● **Input**
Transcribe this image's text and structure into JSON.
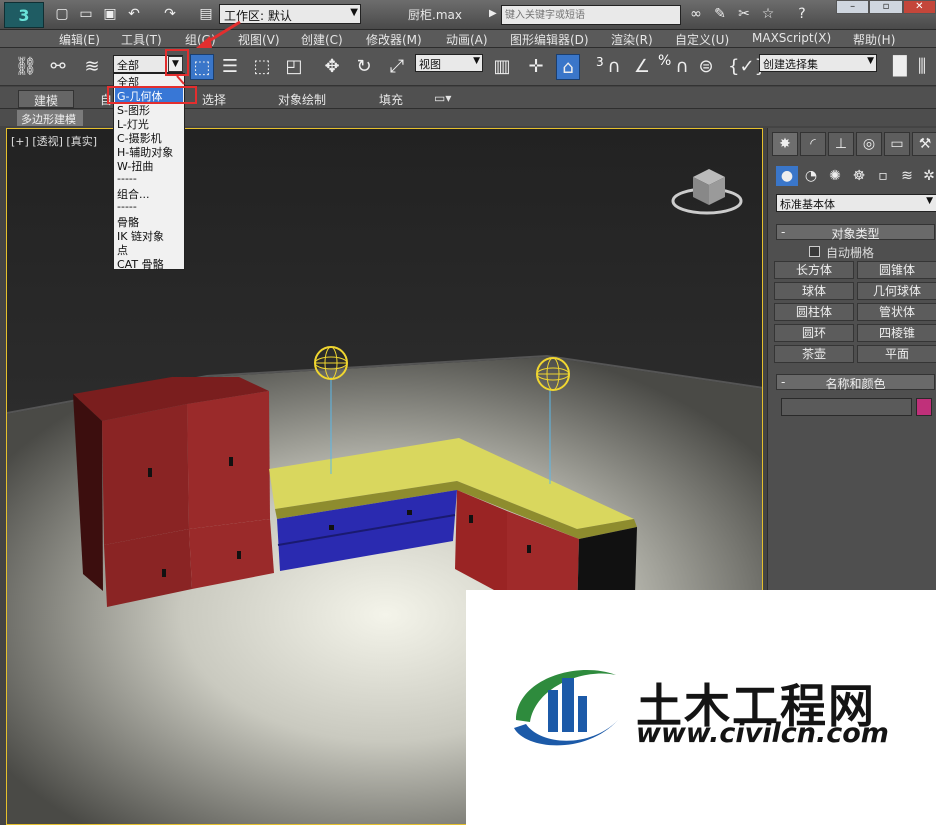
{
  "titlebar": {
    "workspace_value": "工作区: 默认",
    "doc_title": "厨柜.max",
    "search_placeholder": "键入关键字或短语"
  },
  "menu": [
    "编辑(E)",
    "工具(T)",
    "组(G)",
    "视图(V)",
    "创建(C)",
    "修改器(M)",
    "动画(A)",
    "图形编辑器(D)",
    "渲染(R)",
    "自定义(U)",
    "MAXScript(X)",
    "帮助(H)"
  ],
  "toolbar": {
    "selection_filter": "全部",
    "reference_coord": "视图",
    "snap_value": "3",
    "named_selection_placeholder": "创建选择集"
  },
  "filter_menu": {
    "items": [
      "全部",
      "G-几何体",
      "S-图形",
      "L-灯光",
      "C-摄影机",
      "H-辅助对象",
      "W-扭曲",
      "-----",
      "组合...",
      "-----",
      "骨骼",
      "IK 链对象",
      "点",
      "CAT 骨骼"
    ],
    "selected_index": 1
  },
  "ribbon": {
    "tabs": [
      "建模",
      "自",
      "选择",
      "对象绘制",
      "填充"
    ],
    "active_tab": "建模",
    "sub_label": "多边形建模"
  },
  "viewport": {
    "label_plus": "[+]",
    "label_view": "[透视]",
    "label_shading": "[真实]"
  },
  "command_panel": {
    "category": "标准基本体",
    "rollout_object_type": "对象类型",
    "autogrid_label": "自动栅格",
    "object_types": [
      "长方体",
      "圆锥体",
      "球体",
      "几何球体",
      "圆柱体",
      "管状体",
      "圆环",
      "四棱锥",
      "茶壶",
      "平面"
    ],
    "rollout_name_color": "名称和颜色",
    "swatch_color": "#c0307a"
  },
  "watermark": {
    "title": "土木工程网",
    "url": "www.civilcn.com"
  }
}
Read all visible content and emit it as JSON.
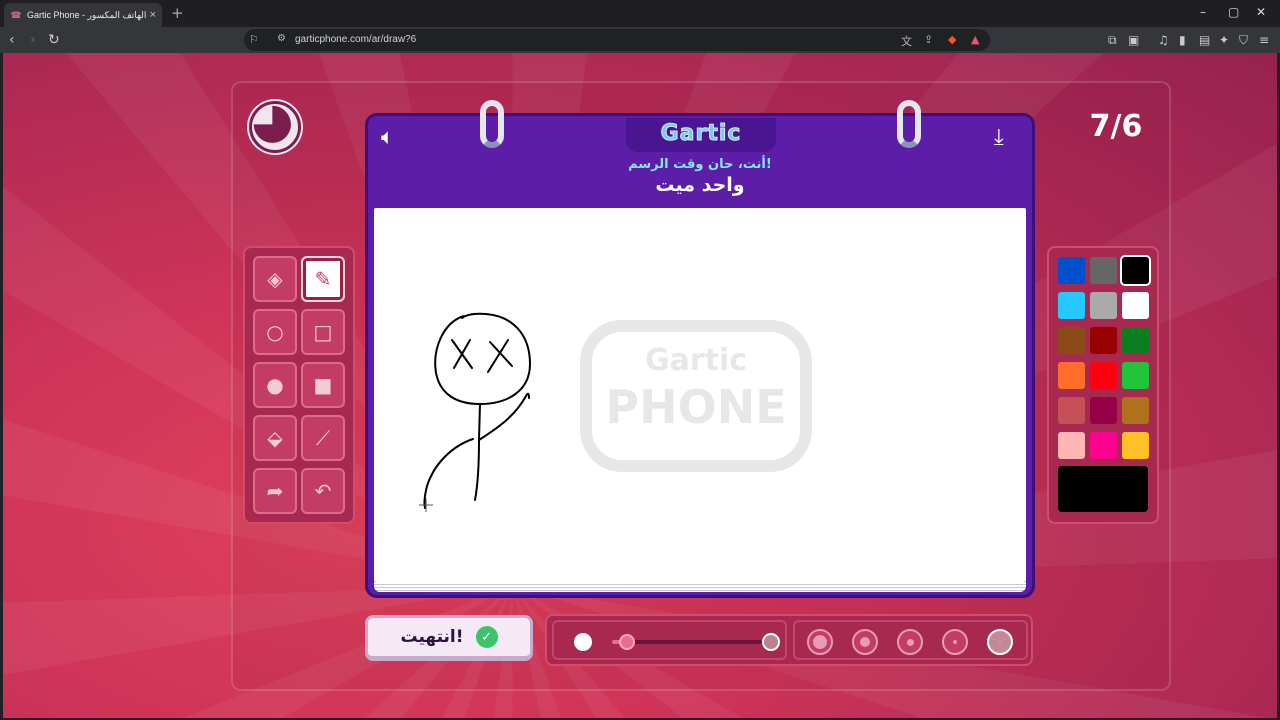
{
  "browser": {
    "tab_title": "Gartic Phone - لعبة الهاتف المكسور",
    "tab_close": "×",
    "new_tab": "+",
    "url": "garticphone.com/ar/draw?6"
  },
  "game": {
    "round": "7/6",
    "logo": "Gartic",
    "instruction": "أنت، حان وقت الرسم!",
    "word": "واحد ميت",
    "done_label": "انتهيت!",
    "canvas_watermark_top": "Gartic",
    "canvas_watermark_bottom": "PHONE",
    "timer_progress": 0.75
  },
  "tools": [
    {
      "name": "eraser-tool",
      "icon": "eraser-icon",
      "active": false
    },
    {
      "name": "pencil-tool",
      "icon": "pencil-icon",
      "active": true
    },
    {
      "name": "ellipse-outline-tool",
      "icon": "circle-outline-icon",
      "active": false
    },
    {
      "name": "rectangle-outline-tool",
      "icon": "square-outline-icon",
      "active": false
    },
    {
      "name": "ellipse-fill-tool",
      "icon": "circle-fill-icon",
      "active": false
    },
    {
      "name": "rectangle-fill-tool",
      "icon": "square-fill-icon",
      "active": false
    },
    {
      "name": "fill-bucket-tool",
      "icon": "bucket-icon",
      "active": false
    },
    {
      "name": "line-tool",
      "icon": "line-icon",
      "active": false
    },
    {
      "name": "redo-tool",
      "icon": "redo-icon",
      "active": false
    },
    {
      "name": "undo-tool",
      "icon": "undo-icon",
      "active": false
    }
  ],
  "palette": [
    "#0050cd",
    "#666666",
    "#000000",
    "#26c9ff",
    "#aaaaaa",
    "#ffffff",
    "#8a4b17",
    "#990000",
    "#0a7d1f",
    "#ff6d2a",
    "#ff0013",
    "#22c43a",
    "#c55158",
    "#950046",
    "#b0701c",
    "#ffb7b5",
    "#ff008f",
    "#ffc126"
  ],
  "selected_color": "#000000",
  "brush": {
    "opacity_level": 0.1,
    "sizes": 5,
    "selected_size_index": 4
  }
}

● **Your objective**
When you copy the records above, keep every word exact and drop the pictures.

● **Task output**
Transcribe this image's text and structure into JSON.
{
  "titlebar": {
    "workspace_value": "工作区: 默认",
    "doc_title": "厨柜.max",
    "search_placeholder": "键入关键字或短语"
  },
  "menu": [
    "编辑(E)",
    "工具(T)",
    "组(G)",
    "视图(V)",
    "创建(C)",
    "修改器(M)",
    "动画(A)",
    "图形编辑器(D)",
    "渲染(R)",
    "自定义(U)",
    "MAXScript(X)",
    "帮助(H)"
  ],
  "toolbar": {
    "selection_filter": "全部",
    "reference_coord": "视图",
    "snap_value": "3",
    "named_selection_placeholder": "创建选择集"
  },
  "filter_menu": {
    "items": [
      "全部",
      "G-几何体",
      "S-图形",
      "L-灯光",
      "C-摄影机",
      "H-辅助对象",
      "W-扭曲",
      "-----",
      "组合...",
      "-----",
      "骨骼",
      "IK 链对象",
      "点",
      "CAT 骨骼"
    ],
    "selected_index": 1
  },
  "ribbon": {
    "tabs": [
      "建模",
      "自",
      "选择",
      "对象绘制",
      "填充"
    ],
    "active_tab": "建模",
    "sub_label": "多边形建模"
  },
  "viewport": {
    "label_plus": "[+]",
    "label_view": "[透视]",
    "label_shading": "[真实]"
  },
  "command_panel": {
    "category": "标准基本体",
    "rollout_object_type": "对象类型",
    "autogrid_label": "自动栅格",
    "object_types": [
      "长方体",
      "圆锥体",
      "球体",
      "几何球体",
      "圆柱体",
      "管状体",
      "圆环",
      "四棱锥",
      "茶壶",
      "平面"
    ],
    "rollout_name_color": "名称和颜色",
    "swatch_color": "#c0307a"
  },
  "watermark": {
    "title": "土木工程网",
    "url": "www.civilcn.com"
  }
}
Read all visible content and emit it as JSON.
{
  "browser": {
    "tab_title": "Gartic Phone - لعبة الهاتف المكسور",
    "tab_close": "×",
    "new_tab": "+",
    "url": "garticphone.com/ar/draw?6"
  },
  "game": {
    "round": "7/6",
    "logo": "Gartic",
    "instruction": "أنت، حان وقت الرسم!",
    "word": "واحد ميت",
    "done_label": "انتهيت!",
    "canvas_watermark_top": "Gartic",
    "canvas_watermark_bottom": "PHONE",
    "timer_progress": 0.75
  },
  "tools": [
    {
      "name": "eraser-tool",
      "icon": "eraser-icon",
      "active": false
    },
    {
      "name": "pencil-tool",
      "icon": "pencil-icon",
      "active": true
    },
    {
      "name": "ellipse-outline-tool",
      "icon": "circle-outline-icon",
      "active": false
    },
    {
      "name": "rectangle-outline-tool",
      "icon": "square-outline-icon",
      "active": false
    },
    {
      "name": "ellipse-fill-tool",
      "icon": "circle-fill-icon",
      "active": false
    },
    {
      "name": "rectangle-fill-tool",
      "icon": "square-fill-icon",
      "active": false
    },
    {
      "name": "fill-bucket-tool",
      "icon": "bucket-icon",
      "active": false
    },
    {
      "name": "line-tool",
      "icon": "line-icon",
      "active": false
    },
    {
      "name": "redo-tool",
      "icon": "redo-icon",
      "active": false
    },
    {
      "name": "undo-tool",
      "icon": "undo-icon",
      "active": false
    }
  ],
  "palette": [
    "#0050cd",
    "#666666",
    "#000000",
    "#26c9ff",
    "#aaaaaa",
    "#ffffff",
    "#8a4b17",
    "#990000",
    "#0a7d1f",
    "#ff6d2a",
    "#ff0013",
    "#22c43a",
    "#c55158",
    "#950046",
    "#b0701c",
    "#ffb7b5",
    "#ff008f",
    "#ffc126"
  ],
  "selected_color": "#000000",
  "brush": {
    "opacity_level": 0.1,
    "sizes": 5,
    "selected_size_index": 4
  }
}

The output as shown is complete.